The US economy went into reverse gear for the first three months of the year, according to early official data suggesting a much gentler slowdown in growth.
The Department of Commerce’s first estimate for January-March gross domestic product (GDP) showed an annual contraction of 1.4%.
Economists had forecast growth of 1.1% – down from the 6.9% annual rate over the last three months of 2021.
It had been predicted that the world’s largest economy would feel the effects of rising inflation seen before Russia’s tanks rolled up Ukraine End of February.
However, the data showed that consumer and business spending remained buoyant during the quarter despite price pressures, mainly caused by rising oil prices.
Consumer spending rose 2.7% on price increases of 7.8% in the quarter.
The department said the main reason for the drop was a slower replenishment of goods in stores and warehouses – a result of the COVID-related global supply disruption – and a sharp drop in exports.
The figures raised fears about the growing threat of a recession as US-China trade continues to be hampered by China’s fight against the pandemic, which has halted orders and delayed shipments, particularly from Shanghai.
This is as the fallout from Russia’s actions, including sanctions imposed on Moscow in retaliation for its invasion, continues to add to inflationary pressures and threaten purchasing power.
However, financial analysts and economists remain convinced that despite the economic slowdown, the US Federal Reserve remains on track to raise interest rates by 0.5% next week to address the inflation problem.
That’s because despite the struggles, the US job market has remained resilient — with an unemployment rate of just 3.6%.

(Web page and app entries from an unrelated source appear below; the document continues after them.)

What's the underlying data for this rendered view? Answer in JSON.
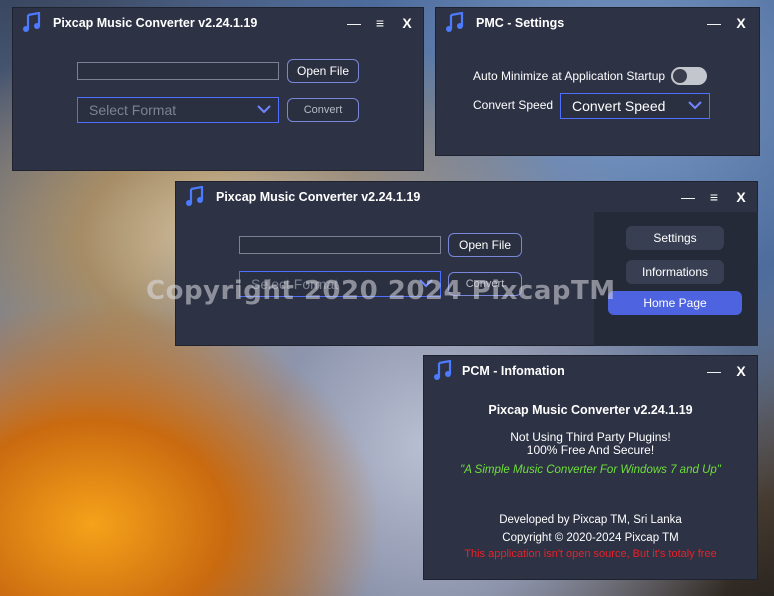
{
  "main_window": {
    "title": "Pixcap Music Converter v2.24.1.19",
    "minimize": "—",
    "menu": "≡",
    "close": "X",
    "file_path": "",
    "open_file": "Open File",
    "format_placeholder": "Select Format",
    "convert": "Convert"
  },
  "settings_window": {
    "title": "PMC - Settings",
    "minimize": "—",
    "close": "X",
    "auto_minimize_label": "Auto Minimize at Application Startup",
    "auto_minimize_on": false,
    "convert_speed_label": "Convert Speed",
    "convert_speed_value": "Convert Speed"
  },
  "second_window": {
    "title": "Pixcap Music Converter v2.24.1.19",
    "minimize": "—",
    "menu": "≡",
    "close": "X",
    "open_file": "Open File",
    "format_placeholder": "Select Format",
    "convert": "Convert",
    "side_menu": [
      "Settings",
      "Informations",
      "Home Page"
    ],
    "active_item": "Home Page",
    "watermark": "Copyright 2020  2024 PixcapTM"
  },
  "info_window": {
    "title": "PCM - Infomation",
    "minimize": "—",
    "close": "X",
    "app_name": "Pixcap Music Converter v2.24.1.19",
    "line1": "Not Using Third Party Plugins!",
    "line2": "100% Free And Secure!",
    "tagline": "\"A Simple Music Converter For Windows 7 and Up\"",
    "developer": "Developed by Pixcap TM, Sri Lanka",
    "copyright": "Copyright © 2020-2024 Pixcap TM",
    "disclaimer": "This application isn't open source, But it's totaly free",
    "tagline_color": "#6ee03a",
    "disclaimer_color": "#e8222a"
  },
  "colors": {
    "accent": "#4d63e0",
    "window_bg": "#2d3244",
    "select_border": "#4f6fff"
  }
}
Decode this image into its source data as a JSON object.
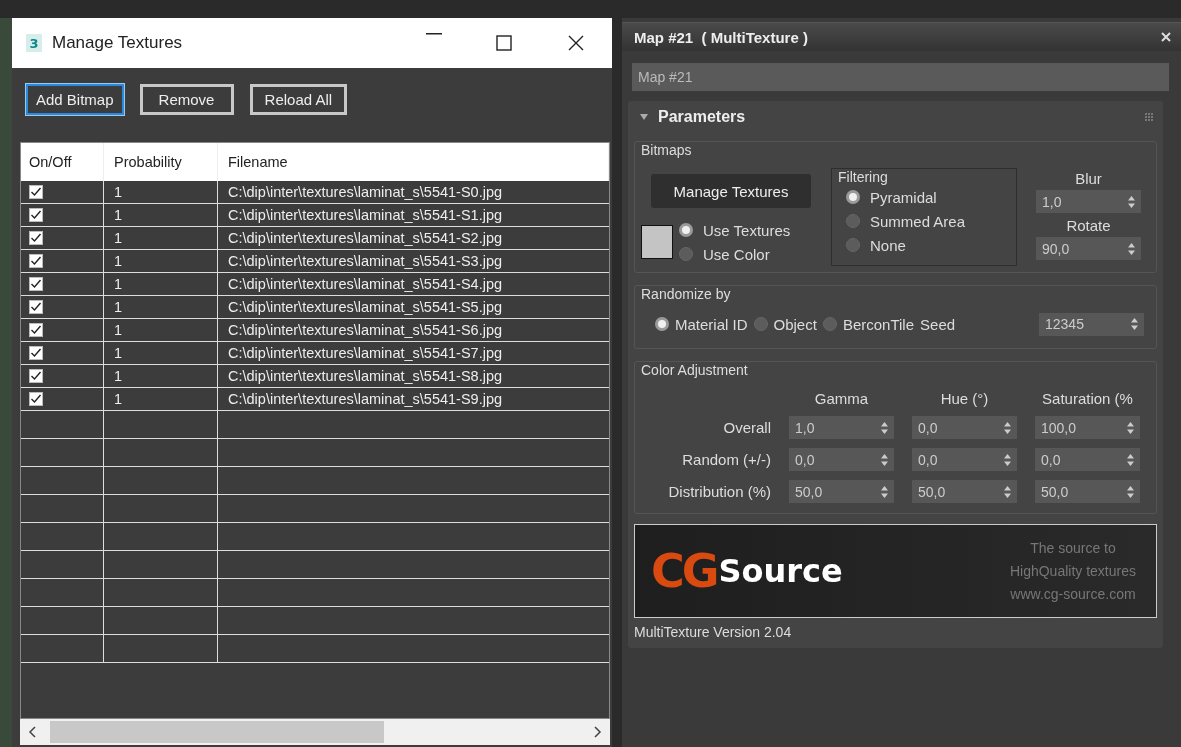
{
  "manage_window": {
    "title": "Manage Textures",
    "app_badge": "3",
    "buttons": [
      {
        "label": "Add Bitmap",
        "focused": true
      },
      {
        "label": "Remove",
        "focused": false
      },
      {
        "label": "Reload All",
        "focused": false
      }
    ],
    "table": {
      "columns": [
        "On/Off",
        "Probability",
        "Filename"
      ],
      "rows": [
        {
          "on": true,
          "probability": "1",
          "filename": "C:\\dip\\inter\\textures\\laminat_s\\5541-S0.jpg"
        },
        {
          "on": true,
          "probability": "1",
          "filename": "C:\\dip\\inter\\textures\\laminat_s\\5541-S1.jpg"
        },
        {
          "on": true,
          "probability": "1",
          "filename": "C:\\dip\\inter\\textures\\laminat_s\\5541-S2.jpg"
        },
        {
          "on": true,
          "probability": "1",
          "filename": "C:\\dip\\inter\\textures\\laminat_s\\5541-S3.jpg"
        },
        {
          "on": true,
          "probability": "1",
          "filename": "C:\\dip\\inter\\textures\\laminat_s\\5541-S4.jpg"
        },
        {
          "on": true,
          "probability": "1",
          "filename": "C:\\dip\\inter\\textures\\laminat_s\\5541-S5.jpg"
        },
        {
          "on": true,
          "probability": "1",
          "filename": "C:\\dip\\inter\\textures\\laminat_s\\5541-S6.jpg"
        },
        {
          "on": true,
          "probability": "1",
          "filename": "C:\\dip\\inter\\textures\\laminat_s\\5541-S7.jpg"
        },
        {
          "on": true,
          "probability": "1",
          "filename": "C:\\dip\\inter\\textures\\laminat_s\\5541-S8.jpg"
        },
        {
          "on": true,
          "probability": "1",
          "filename": "C:\\dip\\inter\\textures\\laminat_s\\5541-S9.jpg"
        }
      ]
    }
  },
  "map_panel": {
    "title": "Map #21  ( MultiTexture )",
    "name_value": "Map #21",
    "rollout": {
      "title": "Parameters",
      "expanded": true,
      "bitmaps": {
        "label": "Bitmaps",
        "manage_button": "Manage Textures",
        "source_options": [
          {
            "label": "Use Textures",
            "selected": true
          },
          {
            "label": "Use Color",
            "selected": false
          }
        ],
        "filtering": {
          "label": "Filtering",
          "options": [
            {
              "label": "Pyramidal",
              "selected": true
            },
            {
              "label": "Summed Area",
              "selected": false
            },
            {
              "label": "None",
              "selected": false
            }
          ]
        },
        "blur": {
          "label": "Blur",
          "value": "1,0"
        },
        "rotate": {
          "label": "Rotate",
          "value": "90,0"
        }
      },
      "randomize": {
        "label": "Randomize by",
        "options": [
          {
            "label": "Material ID",
            "selected": true
          },
          {
            "label": "Object",
            "selected": false
          },
          {
            "label": "BerconTile",
            "selected": false
          }
        ],
        "seed_label": "Seed",
        "seed_value": "12345"
      },
      "color_adjustment": {
        "label": "Color Adjustment",
        "columns": [
          "Gamma",
          "Hue (°)",
          "Saturation (%"
        ],
        "rows": [
          {
            "label": "Overall",
            "values": [
              "1,0",
              "0,0",
              "100,0"
            ]
          },
          {
            "label": "Random (+/-)",
            "values": [
              "0,0",
              "0,0",
              "0,0"
            ]
          },
          {
            "label": "Distribution (%)",
            "values": [
              "50,0",
              "50,0",
              "50,0"
            ]
          }
        ]
      },
      "banner": {
        "logo_mark": "CG",
        "logo_word": "Source",
        "tagline": [
          "The source to",
          "HighQuality textures",
          "www.cg-source.com"
        ]
      },
      "version": "MultiTexture Version 2.04"
    }
  }
}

Strong wage growth, a consequence of firms’ retention policies to combat labor shortages, is credited with keeping consumer spending stable despite rising bills.

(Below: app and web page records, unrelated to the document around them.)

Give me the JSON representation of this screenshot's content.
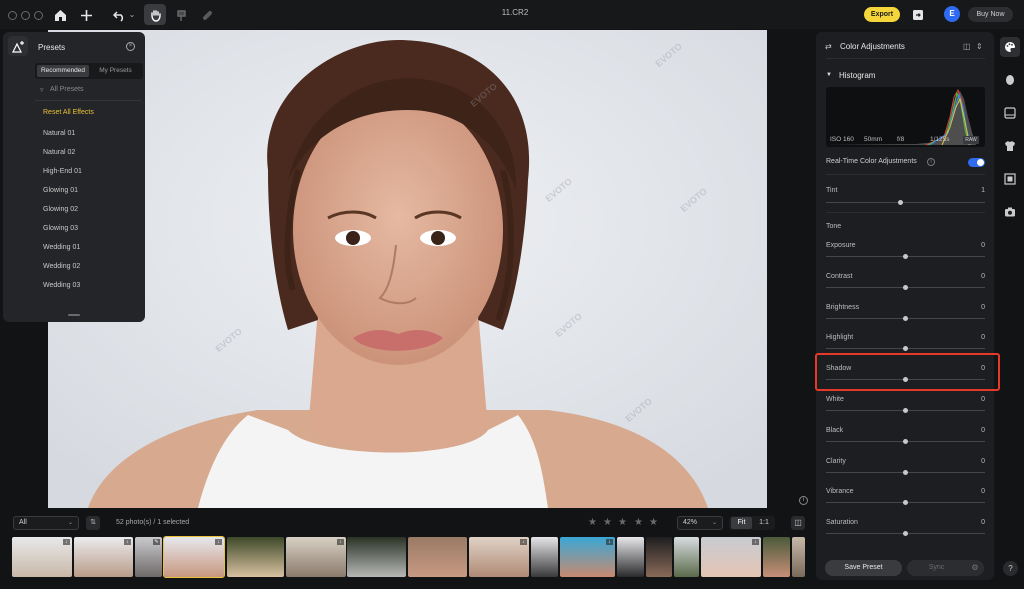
{
  "window": {
    "title": "11.CR2"
  },
  "toolbar": {
    "export_label": "Export",
    "avatar_letter": "E",
    "buy_label": "Buy Now"
  },
  "presets": {
    "title": "Presets",
    "tabs": [
      "Recommended",
      "My Presets"
    ],
    "filter_label": "All Presets",
    "reset_label": "Reset All Effects",
    "items": [
      "Natural 01",
      "Natural 02",
      "High-End 01",
      "Glowing 01",
      "Glowing 02",
      "Glowing 03",
      "Wedding 01",
      "Wedding 02",
      "Wedding 03"
    ]
  },
  "watermark": "EVOTO",
  "filmstrip": {
    "filter_value": "All",
    "count_text": "52 photo(s) / 1 selected",
    "zoom_value": "42%",
    "fit_label": "Fit",
    "one_to_one_label": "1:1",
    "rating_stars": 5
  },
  "adjust": {
    "title": "Color Adjustments",
    "histogram_label": "Histogram",
    "meta": {
      "iso": "ISO 160",
      "focal": "50mm",
      "aperture": "f/8",
      "shutter": "1/125s",
      "raw": "RAW"
    },
    "realtime_label": "Real-Time Color Adjustments",
    "realtime_on": true,
    "tint_label": "Tint",
    "tint_value": "1",
    "tone_label": "Tone",
    "sliders": [
      {
        "label": "Exposure",
        "value": "0"
      },
      {
        "label": "Contrast",
        "value": "0"
      },
      {
        "label": "Brightness",
        "value": "0"
      },
      {
        "label": "Highlight",
        "value": "0"
      },
      {
        "label": "Shadow",
        "value": "0"
      },
      {
        "label": "White",
        "value": "0"
      },
      {
        "label": "Black",
        "value": "0"
      },
      {
        "label": "Clarity",
        "value": "0"
      },
      {
        "label": "Vibrance",
        "value": "0"
      },
      {
        "label": "Saturation",
        "value": "0"
      }
    ],
    "save_preset_label": "Save Preset",
    "sync_label": "Sync"
  },
  "help_label": "?",
  "colors": {
    "accent_yellow": "#f5d63a",
    "accent_blue": "#2f6bf0",
    "highlight_red": "#e53a2a"
  }
}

Fed Chair Jerome Powell has signaled two more 0.5% rate hikes could come before the end of the year, betting that inflation can be tamed to some extent without triggering a recession.
The US economy posts a surprise contraction in the first quarter, but a big rate hike is yet to come | business news

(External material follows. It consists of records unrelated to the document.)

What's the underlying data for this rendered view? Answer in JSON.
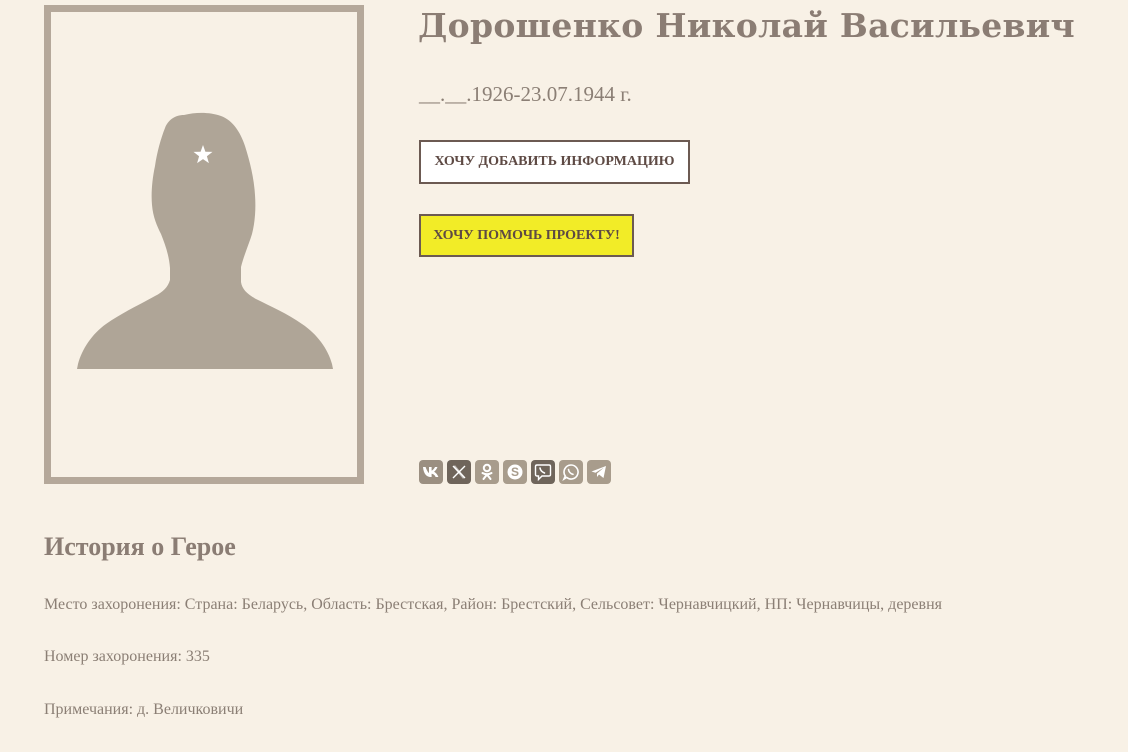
{
  "hero": {
    "name": "Дорошенко Николай Васильевич",
    "dates": "__.__.1926-23.07.1944 г."
  },
  "portrait": {
    "icon": "soldier-silhouette-icon"
  },
  "buttons": {
    "add_info": "ХОЧУ ДОБАВИТЬ ИНФОРМАЦИЮ",
    "help_project": "ХОЧУ ПОМОЧЬ ПРОЕКТУ!"
  },
  "share": [
    {
      "icon": "vk-icon"
    },
    {
      "icon": "x-icon"
    },
    {
      "icon": "odnoklassniki-icon"
    },
    {
      "icon": "skype-icon"
    },
    {
      "icon": "viber-icon"
    },
    {
      "icon": "whatsapp-icon"
    },
    {
      "icon": "telegram-icon"
    }
  ],
  "history": {
    "title": "История о Герое",
    "burial_place": "Место захоронения: Страна: Беларусь, Область: Брестская, Район: Брестский, Сельсовет: Чернавчицкий, НП: Чернавчицы, деревня",
    "burial_number": "Номер захоронения: 335",
    "notes": "Примечания: д. Величковичи"
  },
  "colors": {
    "background": "#f8f1e6",
    "frame": "#b5a89a",
    "silhouette": "#afa597",
    "text": "#8b7f75",
    "help_button": "#f2ec27",
    "button_border": "#6c5a52"
  }
}
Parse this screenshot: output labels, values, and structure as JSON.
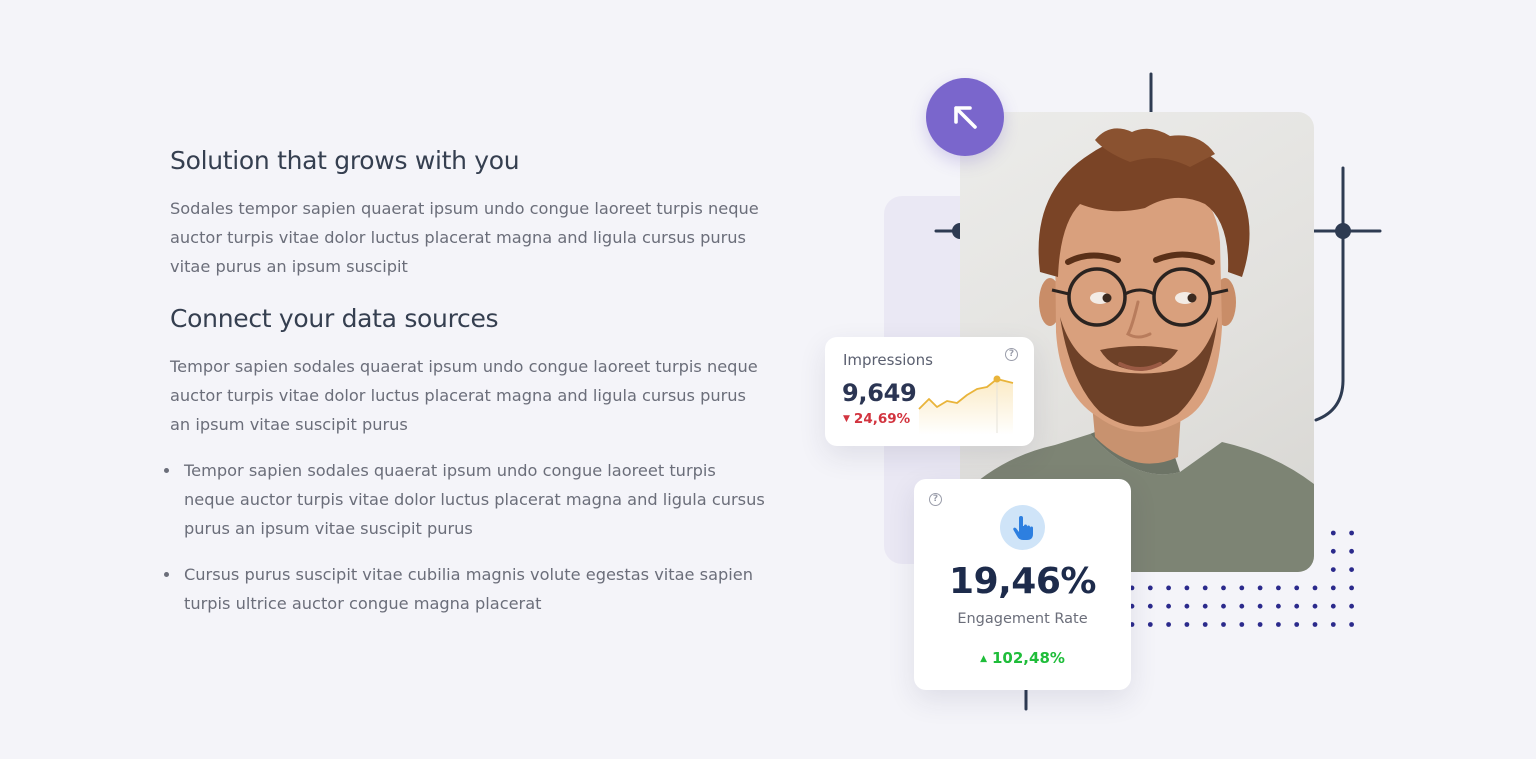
{
  "section1": {
    "heading": "Solution that grows with you",
    "paragraph": "Sodales tempor sapien quaerat ipsum undo congue laoreet turpis neque auctor turpis vitae dolor luctus placerat magna and ligula cursus purus vitae purus an ipsum suscipit"
  },
  "section2": {
    "heading": "Connect your data sources",
    "paragraph": "Tempor sapien sodales quaerat ipsum undo congue laoreet turpis neque auctor turpis vitae dolor luctus placerat magna and ligula cursus purus an ipsum vitae suscipit purus",
    "bullets": [
      "Tempor sapien sodales quaerat ipsum undo congue laoreet turpis neque auctor turpis vitae dolor luctus placerat magna and ligula cursus purus an ipsum vitae suscipit purus",
      "Cursus purus suscipit vitae cubilia magnis volute egestas vitae sapien turpis ultrice auctor congue magna placerat"
    ]
  },
  "impressions_card": {
    "title": "Impressions",
    "help_glyph": "?",
    "value": "9,649",
    "change_arrow": "▼",
    "change": "24,69%",
    "change_color": "#d2343f",
    "sparkline_color": "#e9b43a"
  },
  "engagement_card": {
    "help_glyph": "?",
    "icon": "hand-pointer-icon",
    "value": "19,46%",
    "label": "Engagement Rate",
    "change_arrow": "▲",
    "change": "102,48%",
    "change_color": "#1fbd3a"
  },
  "colors": {
    "accent_purple": "#7a66cc",
    "dots": "#2b2a8c",
    "lines": "#2e3b52",
    "background": "#f4f4f9"
  }
}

Source link The US economy posts a surprise contraction in the first quarter, but a big rate hike is yet to come | business news